ii. Drinking water and industrial water for Visakhapatnam: Rs 7,214 crore
iii. Cost incurred prior to the state bifurcation: Rs 5,135.87 crore
The net cost of the project for the Union Government is Rs 30,814.96 crore, out of which, the amount already reimbursed by the Union Government is Rs 11,000 crores, approximately. Hence, the balance expectation would be around Rs 19,000 crore at the revised cost at 2017-18 prices. But, as per the Union government assistance is concerned, it has limited the project cost of the irrigation component at 2013-14 prices only. As per that, the revised project cost is for Rs 20,398.61 crore, at 2013-14 prices, out of which the cost incurred prior to the state’s bifurcation was Rs 5,135.87 crore and the Union government’s reimbursement to the state government for Rs 10,916 crore after 1.4.2014 shall be deducted. Hence, the balance responsibility as assistance for this project from the Union government would be around Rs 4,300 crore only as per the Ministry of Finance.
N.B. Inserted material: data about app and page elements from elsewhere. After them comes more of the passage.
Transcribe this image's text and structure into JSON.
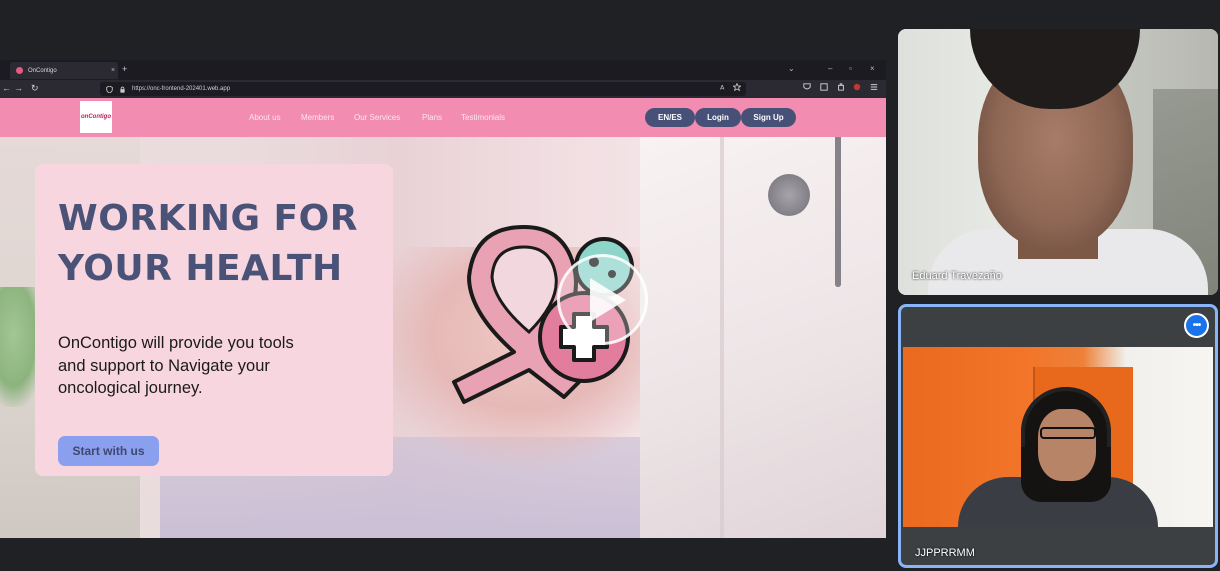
{
  "browser": {
    "tab_title": "OnContigo",
    "tab_close_icon": "×",
    "new_tab_icon": "+",
    "tab_list_icon": "⌄",
    "window_controls": [
      "–",
      "▫",
      "×"
    ],
    "url": "https://onc-frontend-202401.web.app",
    "nav_icons": [
      "←",
      "→",
      "↻"
    ],
    "toolbar_icons": [
      "translate-icon",
      "star-icon",
      "shield-icon",
      "pocket-icon",
      "extensions-icon",
      "addon-icon",
      "menu-icon"
    ]
  },
  "site": {
    "logo_text": "onContigo",
    "menu": [
      "About us",
      "Members",
      "Our Services",
      "Plans",
      "Testimonials"
    ],
    "lang_button": "EN/ES",
    "login_button": "Login",
    "signup_button": "Sign Up",
    "hero_title": "WORKING FOR YOUR HEALTH",
    "hero_text": "OnContigo will provide you tools and support to Navigate your oncological journey.",
    "cta_button": "Start with us",
    "colors": {
      "header": "#f28cb1",
      "card": "#f7d6e0",
      "title": "#4b5278",
      "cta": "#8aa0ef"
    }
  },
  "participants": [
    {
      "name": "Eduard Travezaño"
    },
    {
      "name": "JJPPRRMM"
    }
  ],
  "meeting": {
    "more_options_icon": "•••",
    "active_speaker_color": "#8ab4f8"
  }
}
Political parties today need to understand the facts of the Andhra Pradesh Reorganization Act, reasonably consult with the Central Government, get the necessary funds, and think realistically, instead of accusing each other for political gains. They should also keep in view the financial situation of Andhra Pradesh. State spending and unproductive expenditure on ‘navaratnalu’ (freebies) are also matters to consider for the Union Government after the appeal made by the head of the Andhra government. The completion of the Polavaram Irrigation Project should also avoid falling into the trap set by provocateurs.
The only task ahead for the State Government now is to patiently and accurately estimate the rehabilitation and resettlement cost of the Polavaram project’s irrigation component and explain properly how the assistance provided by the Central government so far will be in vain if the project is not completed. The only way to do this is by presenting reasonable facts and sorting out the problem amicably. For this, cronyism will be useless and the idea should work only on the basis of state interests. It can make two proposals: one to convince the Central Government that the cost of rehabilitation and resettlement in the irrigation component are included, or request making necessary amendments in the Andhra Pradesh Reorganisation Act to adjust the cost of rehabilitation and resettlement as per the fourth point in the statement of former Prime Minister Manmohan Singh in the Rajya Sabha. The only way now is to convince the Central government through consultation with it because many of the shortcomings that are not apparent in the Andhra Pradesh Reorganisation Act have turned into curses for the project.
The author holds a B.Com and is an FCA. The views expressed are personal.